- _PROBLEM REQUIREMENTS_
Restate all entries word for word, minus pictures.
*** DATA SECTION ***
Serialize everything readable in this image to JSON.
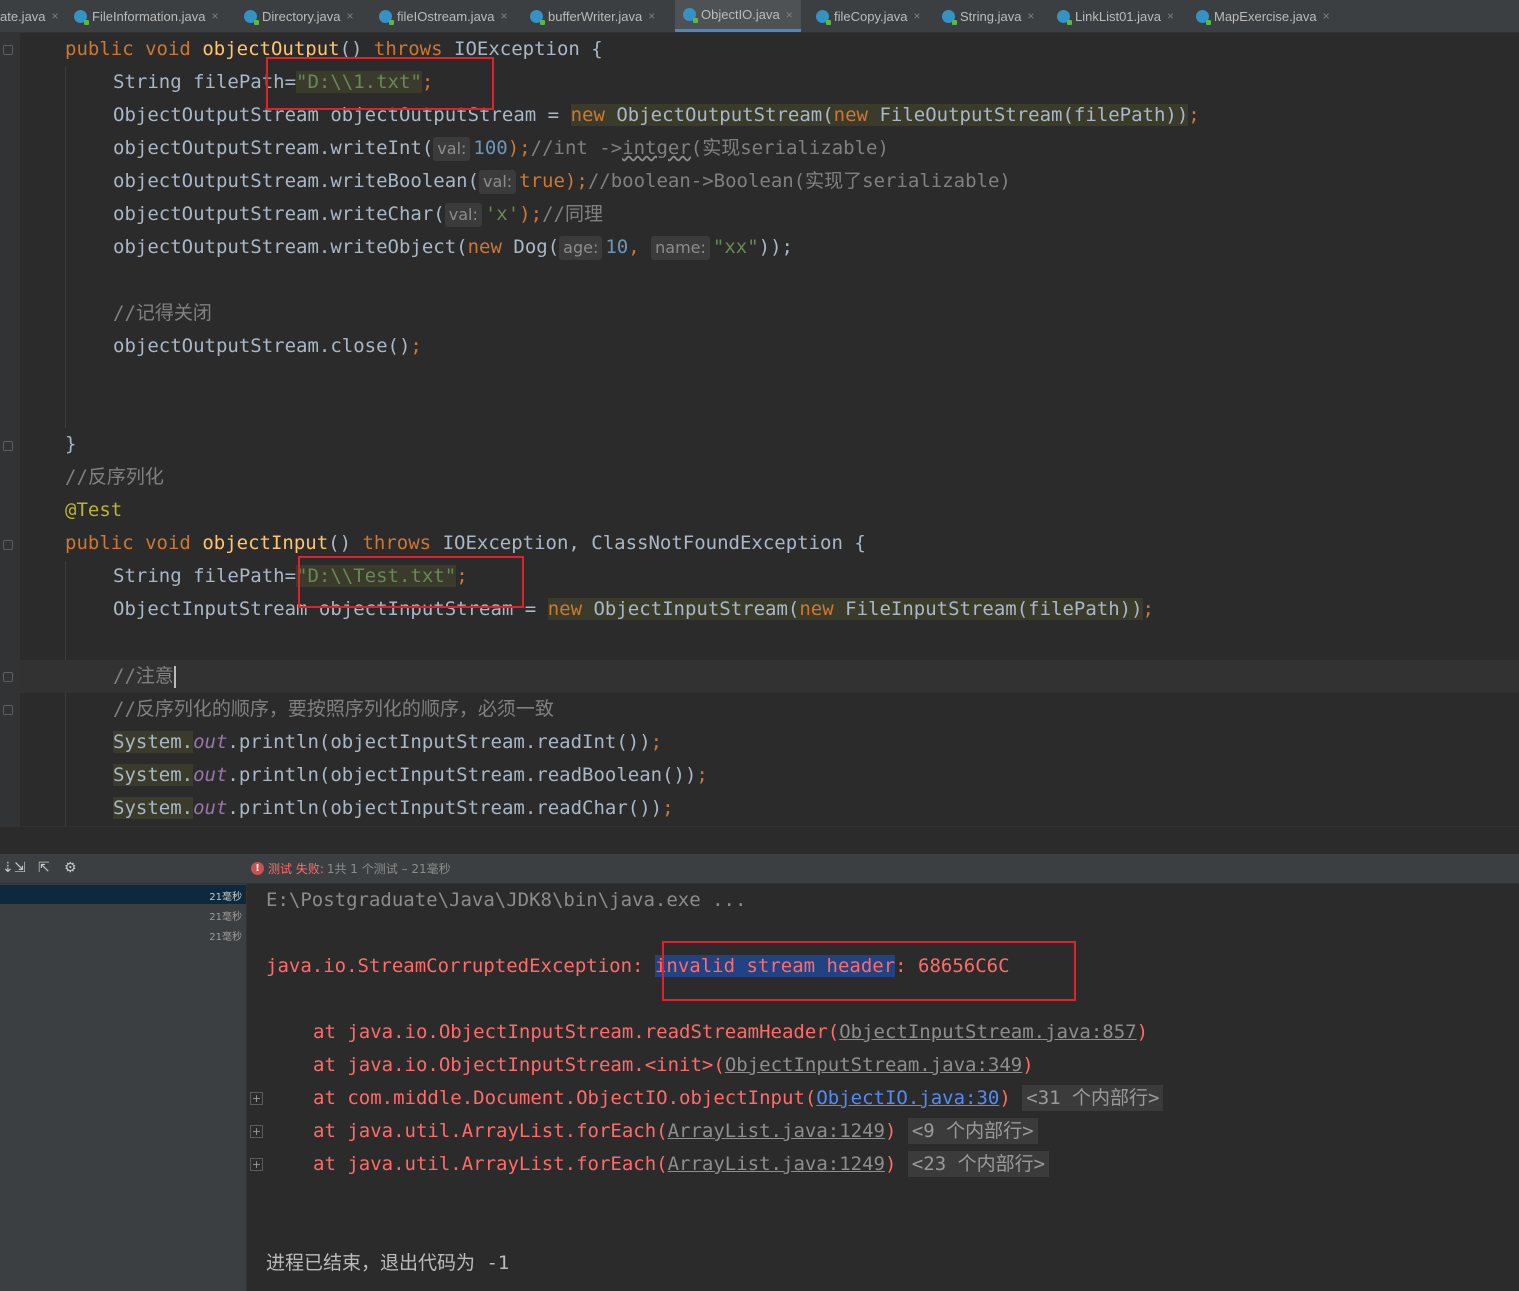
{
  "tabs": [
    {
      "label": "ate.java",
      "active": false
    },
    {
      "label": "FileInformation.java",
      "active": false
    },
    {
      "label": "Directory.java",
      "active": false
    },
    {
      "label": "fileIOstream.java",
      "active": false
    },
    {
      "label": "bufferWriter.java",
      "active": false
    },
    {
      "label": "ObjectIO.java",
      "active": true
    },
    {
      "label": "fileCopy.java",
      "active": false
    },
    {
      "label": "String.java",
      "active": false
    },
    {
      "label": "LinkList01.java",
      "active": false
    },
    {
      "label": "MapExercise.java",
      "active": false
    }
  ],
  "tab_close_glyph": "×",
  "code": {
    "l1": {
      "k1": "public",
      "k2": "void",
      "fn": "objectOutput",
      "p": "() ",
      "k3": "throws",
      "t": " IOException {"
    },
    "l2": {
      "a": "String filePath=",
      "s": "\"D:\\\\1.txt\"",
      "e": ";"
    },
    "l3": {
      "a": "ObjectOutputStream objectOutputStream = ",
      "k1": "new",
      "b": " ObjectOutputStream(",
      "k2": "new",
      "c": " FileOutputStream(filePath))",
      "e": ";"
    },
    "l4": {
      "a": "objectOutputStream.writeInt(",
      "h": "val:",
      "n": "100",
      "b": ");",
      "c": "//int ->",
      "sq": "intger",
      "d": "(实现serializable)"
    },
    "l5": {
      "a": "objectOutputStream.writeBoolean(",
      "h": "val:",
      "k": "true",
      "b": ");",
      "c": "//boolean->Boolean(实现了serializable)"
    },
    "l6": {
      "a": "objectOutputStream.writeChar(",
      "h": "val:",
      "s": "'x'",
      "b": ");",
      "c": "//同理"
    },
    "l7": {
      "a": "objectOutputStream.writeObject(",
      "k": "new",
      "b": " Dog(",
      "h1": "age:",
      "n": "10",
      "sep": ", ",
      "h2": "name:",
      "s": "\"xx\"",
      "e": "));"
    },
    "l8": {
      "c": "//记得关闭"
    },
    "l9": {
      "a": "objectOutputStream.close()",
      "e": ";"
    },
    "l10": {
      "a": "}"
    },
    "l11": {
      "c": "//反序列化"
    },
    "l12": {
      "ann": "@Test"
    },
    "l13": {
      "k1": "public",
      "k2": "void",
      "fn": "objectInput",
      "p": "() ",
      "k3": "throws",
      "t": " IOException, ClassNotFoundException {"
    },
    "l14": {
      "a": "String filePath=",
      "s": "\"D:\\\\Test.txt\"",
      "e": ";"
    },
    "l15": {
      "a": "ObjectInputStream objectInputStream = ",
      "k1": "new",
      "b": " ObjectInputStream(",
      "k2": "new",
      "c": " FileInputStream(filePath))",
      "e": ";"
    },
    "l16": {
      "c": "//注意"
    },
    "l17": {
      "c": "//反序列化的顺序，要按照序列化的顺序，必须一致"
    },
    "l18": {
      "a": "System.",
      "f": "out",
      "b": ".println(objectInputStream.readInt())",
      "e": ";"
    },
    "l19": {
      "a": "System.",
      "f": "out",
      "b": ".println(objectInputStream.readBoolean())",
      "e": ";"
    },
    "l20": {
      "a": "System.",
      "f": "out",
      "b": ".println(objectInputStream.readChar())",
      "e": ";"
    }
  },
  "run": {
    "status_prefix": "测试 失败:",
    "status_detail": "1共 1 个测试 – 21毫秒",
    "times": [
      "21毫秒",
      "21毫秒",
      "21毫秒"
    ],
    "icons": [
      "expand-icon",
      "collapse-icon",
      "export-icon",
      "settings-icon"
    ]
  },
  "console": {
    "cmd": "E:\\Postgraduate\\Java\\JDK8\\bin\\java.exe ...",
    "exc_class": "java.io.StreamCorruptedException:",
    "exc_sel": "invalid stream header",
    "exc_rest": ": 68656C6C",
    "frames": [
      {
        "at": "at java.io.ObjectInputStream.readStreamHeader(",
        "loc": "ObjectInputStream.java:857",
        "close": ")",
        "fold": ""
      },
      {
        "at": "at java.io.ObjectInputStream.<init>(",
        "loc": "ObjectInputStream.java:349",
        "close": ")",
        "fold": ""
      },
      {
        "at": "at com.middle.Document.ObjectIO.objectInput(",
        "loc": "ObjectIO.java:30",
        "close": ")",
        "fold": "<31 个内部行>"
      },
      {
        "at": "at java.util.ArrayList.forEach(",
        "loc": "ArrayList.java:1249",
        "close": ")",
        "fold": "<9 个内部行>"
      },
      {
        "at": "at java.util.ArrayList.forEach(",
        "loc": "ArrayList.java:1249",
        "close": ")",
        "fold": "<23 个内部行>"
      }
    ],
    "exit": "进程已结束，退出代码为 -1"
  },
  "colors": {
    "accent": "#4a88c7",
    "annotation_red": "#e0202a",
    "error_text": "#ff6b68"
  }
}
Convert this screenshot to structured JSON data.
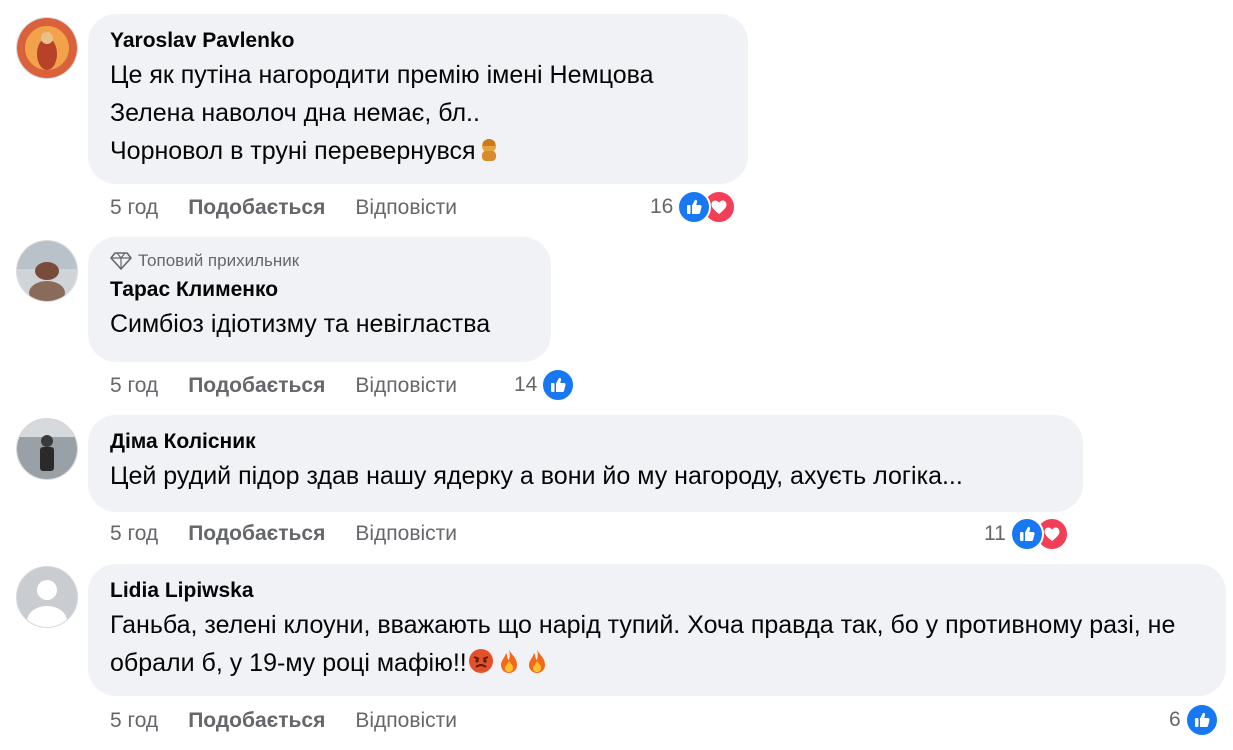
{
  "comments": [
    {
      "author": "Yaroslav Pavlenko",
      "lines": [
        "Це як путіна нагородити премію імені Немцова",
        "Зелена наволоч дна немає, бл..",
        "Чорновол в труні перевернувся"
      ],
      "time": "5 год",
      "like_label": "Подобається",
      "reply_label": "Відповісти",
      "reaction_count": "16",
      "reactions": [
        "like-icon",
        "love-icon"
      ]
    },
    {
      "badge": "Топовий прихильник",
      "author": "Тарас Клименко",
      "lines": [
        "Симбіоз ідіотизму та невігластва"
      ],
      "time": "5 год",
      "like_label": "Подобається",
      "reply_label": "Відповісти",
      "reaction_count": "14",
      "reactions": [
        "like-icon"
      ]
    },
    {
      "author": "Діма Колісник",
      "lines": [
        "Цей рудий підор здав нашу ядерку а вони йо му нагороду, ахуєть логіка..."
      ],
      "time": "5 год",
      "like_label": "Подобається",
      "reply_label": "Відповісти",
      "reaction_count": "11",
      "reactions": [
        "like-icon",
        "love-icon"
      ]
    },
    {
      "author": "Lidia Lipiwska",
      "lines": [
        "Ганьба, зелені клоуни, вважають що нарід тупий. Хоча правда так, бо у противному разі, не обрали б, у 19-му році мафію!!"
      ],
      "time": "5 год",
      "like_label": "Подобається",
      "reply_label": "Відповісти",
      "reaction_count": "6",
      "reactions": [
        "like-icon"
      ]
    }
  ],
  "colors": {
    "bubble": "#f0f2f5",
    "like_blue": "#1877f2",
    "love_red": "#f33e58",
    "meta_gray": "#65676b"
  }
}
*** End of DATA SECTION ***
- _TASK RESULT_
Serialize everything readable in this image to JSON.
{
  "tabs": [
    {
      "label": "ate.java",
      "active": false
    },
    {
      "label": "FileInformation.java",
      "active": false
    },
    {
      "label": "Directory.java",
      "active": false
    },
    {
      "label": "fileIOstream.java",
      "active": false
    },
    {
      "label": "bufferWriter.java",
      "active": false
    },
    {
      "label": "ObjectIO.java",
      "active": true
    },
    {
      "label": "fileCopy.java",
      "active": false
    },
    {
      "label": "String.java",
      "active": false
    },
    {
      "label": "LinkList01.java",
      "active": false
    },
    {
      "label": "MapExercise.java",
      "active": false
    }
  ],
  "tab_close_glyph": "×",
  "code": {
    "l1": {
      "k1": "public",
      "k2": "void",
      "fn": "objectOutput",
      "p": "() ",
      "k3": "throws",
      "t": " IOException {"
    },
    "l2": {
      "a": "String filePath=",
      "s": "\"D:\\\\1.txt\"",
      "e": ";"
    },
    "l3": {
      "a": "ObjectOutputStream objectOutputStream = ",
      "k1": "new",
      "b": " ObjectOutputStream(",
      "k2": "new",
      "c": " FileOutputStream(filePath))",
      "e": ";"
    },
    "l4": {
      "a": "objectOutputStream.writeInt(",
      "h": "val:",
      "n": "100",
      "b": ");",
      "c": "//int ->",
      "sq": "intger",
      "d": "(实现serializable)"
    },
    "l5": {
      "a": "objectOutputStream.writeBoolean(",
      "h": "val:",
      "k": "true",
      "b": ");",
      "c": "//boolean->Boolean(实现了serializable)"
    },
    "l6": {
      "a": "objectOutputStream.writeChar(",
      "h": "val:",
      "s": "'x'",
      "b": ");",
      "c": "//同理"
    },
    "l7": {
      "a": "objectOutputStream.writeObject(",
      "k": "new",
      "b": " Dog(",
      "h1": "age:",
      "n": "10",
      "sep": ", ",
      "h2": "name:",
      "s": "\"xx\"",
      "e": "));"
    },
    "l8": {
      "c": "//记得关闭"
    },
    "l9": {
      "a": "objectOutputStream.close()",
      "e": ";"
    },
    "l10": {
      "a": "}"
    },
    "l11": {
      "c": "//反序列化"
    },
    "l12": {
      "ann": "@Test"
    },
    "l13": {
      "k1": "public",
      "k2": "void",
      "fn": "objectInput",
      "p": "() ",
      "k3": "throws",
      "t": " IOException, ClassNotFoundException {"
    },
    "l14": {
      "a": "String filePath=",
      "s": "\"D:\\\\Test.txt\"",
      "e": ";"
    },
    "l15": {
      "a": "ObjectInputStream objectInputStream = ",
      "k1": "new",
      "b": " ObjectInputStream(",
      "k2": "new",
      "c": " FileInputStream(filePath))",
      "e": ";"
    },
    "l16": {
      "c": "//注意"
    },
    "l17": {
      "c": "//反序列化的顺序，要按照序列化的顺序，必须一致"
    },
    "l18": {
      "a": "System.",
      "f": "out",
      "b": ".println(objectInputStream.readInt())",
      "e": ";"
    },
    "l19": {
      "a": "System.",
      "f": "out",
      "b": ".println(objectInputStream.readBoolean())",
      "e": ";"
    },
    "l20": {
      "a": "System.",
      "f": "out",
      "b": ".println(objectInputStream.readChar())",
      "e": ";"
    }
  },
  "run": {
    "status_prefix": "测试 失败:",
    "status_detail": "1共 1 个测试 – 21毫秒",
    "times": [
      "21毫秒",
      "21毫秒",
      "21毫秒"
    ],
    "icons": [
      "expand-icon",
      "collapse-icon",
      "export-icon",
      "settings-icon"
    ]
  },
  "console": {
    "cmd": "E:\\Postgraduate\\Java\\JDK8\\bin\\java.exe ...",
    "exc_class": "java.io.StreamCorruptedException:",
    "exc_sel": "invalid stream header",
    "exc_rest": ": 68656C6C",
    "frames": [
      {
        "at": "at java.io.ObjectInputStream.readStreamHeader(",
        "loc": "ObjectInputStream.java:857",
        "close": ")",
        "fold": ""
      },
      {
        "at": "at java.io.ObjectInputStream.<init>(",
        "loc": "ObjectInputStream.java:349",
        "close": ")",
        "fold": ""
      },
      {
        "at": "at com.middle.Document.ObjectIO.objectInput(",
        "loc": "ObjectIO.java:30",
        "close": ")",
        "fold": "<31 个内部行>"
      },
      {
        "at": "at java.util.ArrayList.forEach(",
        "loc": "ArrayList.java:1249",
        "close": ")",
        "fold": "<9 个内部行>"
      },
      {
        "at": "at java.util.ArrayList.forEach(",
        "loc": "ArrayList.java:1249",
        "close": ")",
        "fold": "<23 个内部行>"
      }
    ],
    "exit": "进程已结束，退出代码为 -1"
  },
  "colors": {
    "accent": "#4a88c7",
    "annotation_red": "#e0202a",
    "error_text": "#ff6b68"
  }
}
Convert this screenshot to structured JSON data.
{
  "comments": [
    {
      "author": "Yaroslav Pavlenko",
      "lines": [
        "Це як путіна нагородити премію імені Немцова",
        "Зелена наволоч дна немає, бл..",
        "Чорновол в труні перевернувся"
      ],
      "time": "5 год",
      "like_label": "Подобається",
      "reply_label": "Відповісти",
      "reaction_count": "16",
      "reactions": [
        "like-icon",
        "love-icon"
      ]
    },
    {
      "badge": "Топовий прихильник",
      "author": "Тарас Клименко",
      "lines": [
        "Симбіоз ідіотизму та невігластва"
      ],
      "time": "5 год",
      "like_label": "Подобається",
      "reply_label": "Відповісти",
      "reaction_count": "14",
      "reactions": [
        "like-icon"
      ]
    },
    {
      "author": "Діма Колісник",
      "lines": [
        "Цей рудий підор здав нашу ядерку а вони йо му нагороду, ахуєть логіка..."
      ],
      "time": "5 год",
      "like_label": "Подобається",
      "reply_label": "Відповісти",
      "reaction_count": "11",
      "reactions": [
        "like-icon",
        "love-icon"
      ]
    },
    {
      "author": "Lidia Lipiwska",
      "lines": [
        "Ганьба, зелені клоуни, вважають що нарід тупий. Хоча правда так, бо у противному разі, не обрали б, у 19-му році мафію!!"
      ],
      "time": "5 год",
      "like_label": "Подобається",
      "reply_label": "Відповісти",
      "reaction_count": "6",
      "reactions": [
        "like-icon"
      ]
    }
  ],
  "colors": {
    "bubble": "#f0f2f5",
    "like_blue": "#1877f2",
    "love_red": "#f33e58",
    "meta_gray": "#65676b"
  }
}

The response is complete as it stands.